-- Commercial private fixed investments contracted, subtracting -0.04% from the headline number. This was down -1.14% from the prior quarter.
-- Inventories boosted the headline number by +2.01%, up +3.24% from the prior quarter. It is important to remember that the BEA's inventory numbers are exceptionally noisy (and susceptible to significant distortions/anomalies caused by commodity price or currency swings) while ultimately representing a zero reverting (and long term essentially zero sum) series.
-- The growth in governmental spending was up, adding +0.56% to the headline number (and up +0.13% from the prior quarter).
-- Exports crashed, subtracting -0.45% from the headline number, down -1.57% from the prior quarter.
-- Imports returned to normal form, subtracting -1.34% from the headline number (down -1.44% from the prior quarter). In aggregate, foreign trade impacted the headline number by -1.79%.
-- The "real final sales of domestic product" growth dropped -3.91% to +1.42%. This is the BEA's "bottom line" measurement of the economy and it excludes the inventory data.
-- As mentioned above, real per-capita annual disposable was reported to have grown $180 per annum from the prior quarter. The household savings rate was reported to be 6.4% (down -0.4% from the prior quarter).
As a quick reminder, the classic definition of the GDP can be summarized with the following equation :
or, as it is commonly expressed in algebraic shorthand :
In the new report the values for that equation (total dollars, percentage of the total GDP, and contribution to the final percentage growth number) are as follows :
GDP Components Table
Quarterly Changes in % Contributions to GDP
Summary and Commentary
After last quarter's happy news, this report is somewhat sobering. The headline still looks good, but a wild swing in inventories has masked material deterioration in private fixed investments (in both commercial and residential construction) and foreign trade.
Households, on the other hand, seem to be doing better -- as evidenced by steady consumer spending on both goods and services.

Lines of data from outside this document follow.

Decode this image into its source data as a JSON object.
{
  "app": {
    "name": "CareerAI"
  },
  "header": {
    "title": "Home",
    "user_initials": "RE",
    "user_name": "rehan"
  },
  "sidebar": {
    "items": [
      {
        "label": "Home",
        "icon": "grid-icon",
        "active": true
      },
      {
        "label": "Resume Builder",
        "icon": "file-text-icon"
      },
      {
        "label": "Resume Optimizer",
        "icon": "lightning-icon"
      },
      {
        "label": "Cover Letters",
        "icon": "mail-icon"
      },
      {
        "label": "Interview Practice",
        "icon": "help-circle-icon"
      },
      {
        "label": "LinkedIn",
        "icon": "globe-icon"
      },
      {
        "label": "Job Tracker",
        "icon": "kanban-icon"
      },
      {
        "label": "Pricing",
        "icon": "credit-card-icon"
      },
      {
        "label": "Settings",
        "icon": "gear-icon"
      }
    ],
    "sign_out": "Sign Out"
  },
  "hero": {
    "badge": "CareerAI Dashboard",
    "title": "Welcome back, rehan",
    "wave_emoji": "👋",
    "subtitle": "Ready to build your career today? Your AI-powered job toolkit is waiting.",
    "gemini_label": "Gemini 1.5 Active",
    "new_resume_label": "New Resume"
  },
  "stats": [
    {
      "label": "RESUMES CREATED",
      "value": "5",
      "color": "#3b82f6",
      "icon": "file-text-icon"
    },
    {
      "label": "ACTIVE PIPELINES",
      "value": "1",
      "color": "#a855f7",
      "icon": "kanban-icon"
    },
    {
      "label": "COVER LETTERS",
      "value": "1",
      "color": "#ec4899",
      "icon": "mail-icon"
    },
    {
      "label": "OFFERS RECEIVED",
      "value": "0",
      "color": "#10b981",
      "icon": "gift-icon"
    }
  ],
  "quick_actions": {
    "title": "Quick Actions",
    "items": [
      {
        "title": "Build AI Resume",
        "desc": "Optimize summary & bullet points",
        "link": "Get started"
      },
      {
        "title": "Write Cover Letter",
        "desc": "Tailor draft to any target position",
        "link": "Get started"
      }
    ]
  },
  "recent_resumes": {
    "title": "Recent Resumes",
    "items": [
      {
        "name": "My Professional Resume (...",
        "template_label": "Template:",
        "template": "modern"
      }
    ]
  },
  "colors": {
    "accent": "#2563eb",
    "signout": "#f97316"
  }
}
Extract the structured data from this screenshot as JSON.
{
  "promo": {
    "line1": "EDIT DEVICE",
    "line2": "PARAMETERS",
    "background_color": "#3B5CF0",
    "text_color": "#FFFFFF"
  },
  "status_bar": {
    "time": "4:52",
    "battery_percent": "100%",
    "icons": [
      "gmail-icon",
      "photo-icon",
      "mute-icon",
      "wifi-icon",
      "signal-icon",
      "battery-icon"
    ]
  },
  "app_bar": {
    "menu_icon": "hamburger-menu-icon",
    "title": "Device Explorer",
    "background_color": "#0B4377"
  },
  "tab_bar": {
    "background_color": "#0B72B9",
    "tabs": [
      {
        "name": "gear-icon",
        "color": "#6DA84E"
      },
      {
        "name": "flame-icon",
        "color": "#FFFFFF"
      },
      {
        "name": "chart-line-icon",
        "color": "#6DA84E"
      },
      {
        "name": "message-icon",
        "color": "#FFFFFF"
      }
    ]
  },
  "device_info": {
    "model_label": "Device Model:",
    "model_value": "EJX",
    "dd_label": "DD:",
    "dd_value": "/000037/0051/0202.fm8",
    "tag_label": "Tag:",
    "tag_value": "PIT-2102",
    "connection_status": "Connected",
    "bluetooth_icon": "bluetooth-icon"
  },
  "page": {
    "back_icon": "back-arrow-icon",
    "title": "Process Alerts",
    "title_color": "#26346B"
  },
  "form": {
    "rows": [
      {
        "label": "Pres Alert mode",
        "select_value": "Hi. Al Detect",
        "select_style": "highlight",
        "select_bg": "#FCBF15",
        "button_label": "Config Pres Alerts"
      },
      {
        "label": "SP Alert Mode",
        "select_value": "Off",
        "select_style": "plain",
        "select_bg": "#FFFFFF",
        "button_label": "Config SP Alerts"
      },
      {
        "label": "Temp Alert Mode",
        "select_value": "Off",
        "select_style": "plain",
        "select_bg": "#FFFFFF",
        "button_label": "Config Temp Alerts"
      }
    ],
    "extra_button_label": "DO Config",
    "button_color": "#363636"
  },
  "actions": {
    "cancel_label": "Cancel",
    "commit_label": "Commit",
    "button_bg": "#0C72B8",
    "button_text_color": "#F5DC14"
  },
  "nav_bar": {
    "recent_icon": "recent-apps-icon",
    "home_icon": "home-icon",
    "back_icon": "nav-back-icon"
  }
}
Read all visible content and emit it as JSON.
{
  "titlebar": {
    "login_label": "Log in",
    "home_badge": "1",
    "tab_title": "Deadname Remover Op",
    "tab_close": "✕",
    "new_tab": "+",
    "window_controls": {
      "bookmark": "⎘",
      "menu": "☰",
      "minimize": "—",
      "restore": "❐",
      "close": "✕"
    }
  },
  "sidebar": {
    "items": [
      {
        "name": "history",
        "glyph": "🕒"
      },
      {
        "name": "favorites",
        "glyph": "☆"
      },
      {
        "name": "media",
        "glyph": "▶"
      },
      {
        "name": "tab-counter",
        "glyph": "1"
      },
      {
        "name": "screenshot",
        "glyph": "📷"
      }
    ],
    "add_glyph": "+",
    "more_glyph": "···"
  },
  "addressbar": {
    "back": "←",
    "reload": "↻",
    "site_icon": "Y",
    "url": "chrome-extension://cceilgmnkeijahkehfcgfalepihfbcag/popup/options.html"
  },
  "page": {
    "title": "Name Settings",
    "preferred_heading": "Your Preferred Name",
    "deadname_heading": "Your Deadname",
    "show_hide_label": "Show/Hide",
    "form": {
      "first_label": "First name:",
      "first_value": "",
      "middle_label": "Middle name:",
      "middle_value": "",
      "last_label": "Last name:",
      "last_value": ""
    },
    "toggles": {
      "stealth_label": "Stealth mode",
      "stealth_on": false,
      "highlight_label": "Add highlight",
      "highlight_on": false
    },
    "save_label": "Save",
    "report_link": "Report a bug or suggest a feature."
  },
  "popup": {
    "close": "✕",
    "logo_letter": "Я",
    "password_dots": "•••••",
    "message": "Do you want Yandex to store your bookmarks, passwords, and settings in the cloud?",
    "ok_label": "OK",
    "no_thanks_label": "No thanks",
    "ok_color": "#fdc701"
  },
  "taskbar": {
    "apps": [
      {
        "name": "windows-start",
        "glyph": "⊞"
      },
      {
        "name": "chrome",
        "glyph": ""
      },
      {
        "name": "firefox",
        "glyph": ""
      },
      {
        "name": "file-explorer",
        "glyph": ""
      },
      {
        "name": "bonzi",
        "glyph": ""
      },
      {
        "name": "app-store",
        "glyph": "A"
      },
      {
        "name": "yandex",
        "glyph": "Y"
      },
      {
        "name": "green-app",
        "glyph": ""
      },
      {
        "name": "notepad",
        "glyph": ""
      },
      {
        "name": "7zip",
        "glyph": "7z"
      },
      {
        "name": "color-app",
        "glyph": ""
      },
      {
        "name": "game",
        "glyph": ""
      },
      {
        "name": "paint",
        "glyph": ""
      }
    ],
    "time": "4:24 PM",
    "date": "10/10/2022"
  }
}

This report is very different from the good news and solid numbers reported for the second quarter of 2018. 3Q-2018 certainly looks more like an economy in transition than what was reported for 2Q-2018. And we are always a little nervous when inventory growth is providing more than half of the headline number.